By DAN BILEFSKY
Published: September 12, 2007
BRUSSELS, Sept. 11 — Britons and the Irish can still down a pint of beer, walk a mile, covet an ounce of gold and eat a pound of bananas after the European Union ruled today that the countries could retain measurements dating back to the Middle Ages.
Under a previous European Union plan, Britain and Ireland would have been forced to adopt the metric system and phase out imperial measurements by 2009. But after a vociferous antimetric campaign by British skeptics and London’s tabloid press, European Union officials decided that an ounce of common sense (or 28.3 grams) suggested that granting a reprieve was better than braving a public backlash.
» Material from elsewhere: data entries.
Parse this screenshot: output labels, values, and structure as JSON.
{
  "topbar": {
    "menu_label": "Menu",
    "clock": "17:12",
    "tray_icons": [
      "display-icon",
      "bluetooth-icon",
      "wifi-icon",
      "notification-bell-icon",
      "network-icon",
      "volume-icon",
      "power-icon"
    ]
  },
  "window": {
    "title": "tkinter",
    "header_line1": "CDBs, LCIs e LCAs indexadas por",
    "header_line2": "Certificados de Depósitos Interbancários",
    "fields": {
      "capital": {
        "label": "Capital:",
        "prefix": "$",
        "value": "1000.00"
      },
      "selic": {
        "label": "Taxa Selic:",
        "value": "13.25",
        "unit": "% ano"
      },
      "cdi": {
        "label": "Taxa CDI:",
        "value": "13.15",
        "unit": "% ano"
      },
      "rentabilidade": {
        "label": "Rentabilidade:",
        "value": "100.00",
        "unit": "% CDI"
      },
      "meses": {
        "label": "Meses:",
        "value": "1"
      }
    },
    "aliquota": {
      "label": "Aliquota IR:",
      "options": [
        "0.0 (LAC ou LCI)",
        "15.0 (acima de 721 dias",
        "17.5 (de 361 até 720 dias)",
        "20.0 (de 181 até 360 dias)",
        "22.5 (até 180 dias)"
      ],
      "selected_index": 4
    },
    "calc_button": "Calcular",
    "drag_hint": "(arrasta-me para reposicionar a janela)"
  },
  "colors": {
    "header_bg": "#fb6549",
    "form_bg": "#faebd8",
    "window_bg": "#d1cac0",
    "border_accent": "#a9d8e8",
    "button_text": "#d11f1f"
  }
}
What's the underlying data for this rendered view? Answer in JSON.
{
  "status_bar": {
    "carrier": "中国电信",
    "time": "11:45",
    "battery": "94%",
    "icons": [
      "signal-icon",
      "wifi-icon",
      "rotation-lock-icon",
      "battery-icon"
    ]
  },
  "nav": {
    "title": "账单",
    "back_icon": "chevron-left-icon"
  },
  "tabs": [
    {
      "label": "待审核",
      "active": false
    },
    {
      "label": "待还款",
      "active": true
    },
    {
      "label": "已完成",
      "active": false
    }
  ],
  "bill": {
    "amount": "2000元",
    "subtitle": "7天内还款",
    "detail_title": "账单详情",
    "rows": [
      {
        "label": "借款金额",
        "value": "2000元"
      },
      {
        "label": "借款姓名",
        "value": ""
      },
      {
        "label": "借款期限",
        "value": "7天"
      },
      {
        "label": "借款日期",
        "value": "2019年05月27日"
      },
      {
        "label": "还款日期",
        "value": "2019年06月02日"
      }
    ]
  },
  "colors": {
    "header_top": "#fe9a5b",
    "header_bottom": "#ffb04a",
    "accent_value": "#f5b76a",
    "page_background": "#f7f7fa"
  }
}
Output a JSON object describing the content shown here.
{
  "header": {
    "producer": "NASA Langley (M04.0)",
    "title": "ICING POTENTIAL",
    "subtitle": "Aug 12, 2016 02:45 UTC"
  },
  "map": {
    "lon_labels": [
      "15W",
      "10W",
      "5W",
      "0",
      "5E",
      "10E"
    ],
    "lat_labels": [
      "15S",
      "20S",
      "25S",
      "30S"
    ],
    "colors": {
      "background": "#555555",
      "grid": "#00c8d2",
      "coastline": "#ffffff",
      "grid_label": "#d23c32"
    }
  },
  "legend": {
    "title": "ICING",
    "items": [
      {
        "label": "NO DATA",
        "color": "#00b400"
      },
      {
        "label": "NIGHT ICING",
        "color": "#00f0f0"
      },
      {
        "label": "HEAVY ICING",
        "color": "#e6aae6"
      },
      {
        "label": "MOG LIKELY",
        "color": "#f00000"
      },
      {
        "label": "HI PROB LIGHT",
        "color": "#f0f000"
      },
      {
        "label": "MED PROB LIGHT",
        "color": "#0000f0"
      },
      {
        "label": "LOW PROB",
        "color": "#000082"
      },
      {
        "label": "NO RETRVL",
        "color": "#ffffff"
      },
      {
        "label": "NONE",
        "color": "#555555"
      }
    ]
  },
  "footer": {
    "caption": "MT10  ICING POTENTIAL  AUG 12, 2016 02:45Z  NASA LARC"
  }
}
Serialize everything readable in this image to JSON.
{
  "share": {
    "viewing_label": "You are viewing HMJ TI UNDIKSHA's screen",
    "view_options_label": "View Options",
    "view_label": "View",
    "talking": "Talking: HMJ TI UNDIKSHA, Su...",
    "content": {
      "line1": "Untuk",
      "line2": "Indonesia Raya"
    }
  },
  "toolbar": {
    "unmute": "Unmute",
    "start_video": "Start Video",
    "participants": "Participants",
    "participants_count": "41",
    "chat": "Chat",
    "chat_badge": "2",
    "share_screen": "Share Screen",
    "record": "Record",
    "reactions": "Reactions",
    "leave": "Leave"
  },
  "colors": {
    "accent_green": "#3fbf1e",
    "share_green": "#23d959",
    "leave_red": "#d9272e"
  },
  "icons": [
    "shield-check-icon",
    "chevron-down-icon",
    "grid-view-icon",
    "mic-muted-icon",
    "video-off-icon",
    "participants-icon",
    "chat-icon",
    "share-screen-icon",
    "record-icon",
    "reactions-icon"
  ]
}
They also feared that forcing Britain to abolish the imperial system would have damaged European Union trade with the United States, one of three countries, including Liberia and Myanmar, that have not officially adopted the metric system.
A British grocer, Steve Thoburn of Sunderland, became known as the “metric martyr” when he was convicted in 2001 of measuring fruits and vegetables in pounds and ounces instead of kilograms. A court gave him a six-month conditional discharge. He died of a heart attack in 2004 just days after learning that his appeal to the European Court of Human Rights against a conviction for using nonmetric scales in his market stall had been rejected.
The European Union has long tried to dispel myths that its zealous bureaucrats are trying to impinge on national cultures in their bid to harmonize standards in the world’s biggest trading bloc. Such myths have included that cucumbers sold in the European Union must not arch more than 10 millimeters for every 10 millimeters of length; that it is against health rules to feed swans stale bread; and that Brussels had decided that shellfish must be given rest breaks and stress-relieving showers during boat journeys over 50 kilometers long.
Gunter Verheugen, the European Union’s enterprise commissioner, said the decision to allow the imperial system to live on — which still must be approved by European Union governments — showed that the union “honors the culture and traditions of Great Britain and Ireland.”
Britain and Ireland officially use the metric system, but imperial measures are still often used alongside their metric equivalents.
Under the European Union decision, they can retain miles on road signs, and pubs may continue to serve pints of beer. Other goods must be sold in metric quantities, but retailers can display imperial equivalents.
A British government spokesman praised the decision as good for Britain and international trade.